When my mom called this morning and said that Aunt Loyza passed away last night, I was slightly surprised (or at least as much so as you can be considering that she was nearly 93 years old). I knew that she hadn't been feeling great for a couple of months but the last I had heard, she was doing better. She was a fighter and I thought my spunky great-great aunt would live "forever." At the very least, I thought she would surpass the "record" set my great-grandpa, who lived to be 93 years and about four months.
Aunt Loyza was my great-grandpa's little sister. I guess you could say she was little in more ways than one. Not only was she one day shy of being 15 years younger, but I'd guess I had bypassed her in height by the 4th grade. She more than made up for her lack of stature with her big personality and even bigger heart. With my great-grandpa gone since 1998, she was the last remaining sibling of that generation.
I know that when people reach their 80s and 90s that they're often prepared and ready to move on. I know that everyone who knew and loved Aunt Loyza can take comfort in the fact that she's now happily reunited with her husband, parents, siblings and countless other friends and relatives. I know that Aunt Loyza will be forever missed but never forgotten.
In memory of Aunt Loyza, I'd like to share a few memories.
- My earliest recollection of Aunt Loyza consists of her reading books to me. This may seem like an ordinary event in every child's life but Aunt Loyza had a special way of reading that made the experience unique. She read me the book backwards. Throughout my childhood, the running gag would be that we would sign cards to each other by writing our names backwards. I became Ybba and she was Azyol Tnua.

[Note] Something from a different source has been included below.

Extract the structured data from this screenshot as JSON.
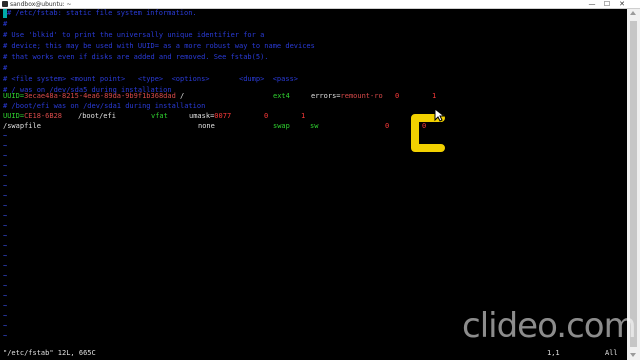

- When I was in elementary school, I visited Aunt Loyza at her house with my grandparents. I don't remember what the visit was specifically about but I do remember it being a dewy morning and I remember sifting flour. At the time, I had no idea what a sifter was (not sure I even know now). Wish I could piece together the pieces of this memory better.
- In recent years, I've gotten to know Aunt Loyza better and I'm so thankful for that. When I lived in Seattle, I joined her at several Williams Family Picnics. It was always a blast to see what kind of tricks she had up her sleeve and the gifts, such as the bright blue leg warmers below, were always worth a laugh.
|July 2006: Williams' Family Picnic|
|July 2008: Williams' Family Picnic|
|July 2009: Williams' Family Picnic|
|July 2010: Williams' Family Picnic|
|July 2010: Williams' Family Picnic with all our goodies.|
|July 2010: Something must've been funny!|
- After I moved to San Diego, I stopped by to see her on my visits home. In the past year, I saw her both on my summer and Christmas trips and I'm incredibly happy that I made these visits a priority. As a huge history lover, I enjoyed listening to her stories of childhood during the Great Depression, working during World War II and more. You just never knew what would come out of her mouth next and she always had us laughing, often with a twinkle in her eye that let you know that she was in on the joke.
- Last summer, I visited on a rare warm Seattle day but Aunt Loyza was chilly and had kept a fire burning all day in her living room. Being a true San Diegan now, I found the 75-degree day to be slightly cool too and I didn't mind the additional heat.
|July 2012: Visiting in the summer heat.|
- This past Christmas, my family stopped by to visit Aunt Loyza en route to Christmas Eve at my grandparent's house in Lake Stevens. While the visit was short, I'm so happy to have seen her one more time.
|Christmas 2012: Family Photo|
|Christmas 2012: Aunt Loyza meets my pug, Emma|
|Christmas 2012: Hugs!|